Human Rights Watch discovered inequalities in developmental projects and policies in Ethiopia. The government in Ethiopia has utilized donor-supported programs, training opportunities and salaries to control the population, punish those who dissent and suppress political opponents.1 Opposing party members are denied access to fertilisers, seeds, food aid, agricultural land and other resources for development because of conflicting political opinions. However, if these members write a letter of regret to the administration for siding with the opposing political party, local officials offer them food and money.   Discrimination is widespread in Ethiopia. People are excluded from development programs just because of their religion, gender, ethnic backgrounds and disability.1

Human Rights Watch research also shows that people in the Gambella region of Ethiopia are forced to move away from their existing homes to new model villages where they were promised to have improved infrastructure and better services. Sometimes the government orders soldiers to beat and abuse people who are opposed to moving away from their homes. Government pledges are not fulfilled as the relocated populations face hunger and starvation despite being promised food and agricultural assistance.1 There are serious human rights abuses against indigenous peoples and other ethnic minorities under the government’s “villagisation” program.

The Ethiopian government sold these areas of land to India for cheap farm lands.

Moreover, the Ethiopian government has failed to consult and compensate Indigenous groups for alternative means of livelihoods when they are forced to relocate. For the purposes of this ‘villagisation’ program there has been the creation of 245,000 hectares of state-run sugar plantations along the Omo River.1 Intimidation and assaults are forced upon these people who questioned and opposed to relocation plans.

Future commitment by the international community should be to protect the peoples rights and prevent violations of these rights. There is a need to recognise specific rights of Indigenous people and their right to ancestral lands.1 Education, healthcare, water and sanitation and other socio-economic rights should be considered for Indigenous people.1

Human Rights Watch raises awareness by posting online websites and urged international donors to ensure that they are not providing support for forced displacement or facilitating rights violations in the name of development.2

Cultural Survival increases awareness through a campaign known as Global Response Campaign Alert Ethiopia. Volunteers can post polite letters to governments of the United Kingdom and the United States to express concern of the Ethiopian government violating human rights through villagisation program. They can also urge UK and USA not to fund for villagisation schemes that violate human rights.3 Letters should encourage USA and UK should use their influence as donor nations to demand Ethiopia to reinforce its own constitution and laws to protect Indigenous people’s rights to their ancestral lands.3


1.  Human Right Watch (USA). Discrimination, Inequality, and Poverty A Human Rights Perspective [Internet].  United States of America: Human Right Watch (USA); 2008 [updated 2013 Jan 12; cited 2014 Mar 10]. Available from:

2.  Global Development.

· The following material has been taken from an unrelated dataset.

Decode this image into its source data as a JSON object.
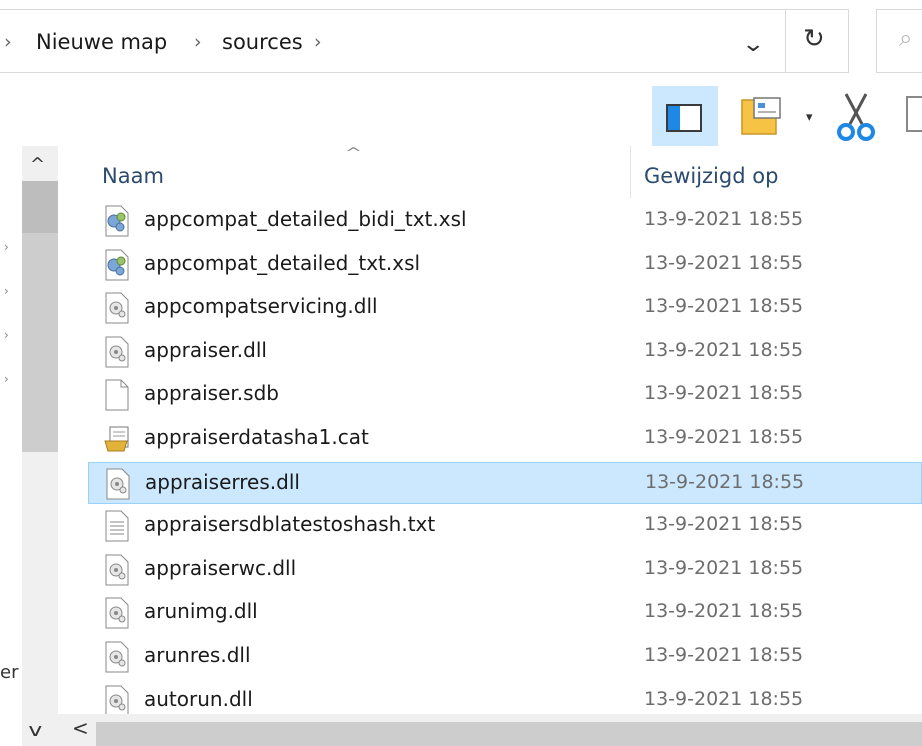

Thousands ‘forcibly relocated’in Ethiopia, says HRW report [Internet]. Global Development; 2012 [updated 2012 Jan 7; cited 2014 Mar 29]. Available from:

3.  Cultural survival (UN). Global Response Campaign Alert Ethiopia [Internet]. United Nations: Cultural Survival (UN); 2012 [cited 2014 Apr 13]. Available from: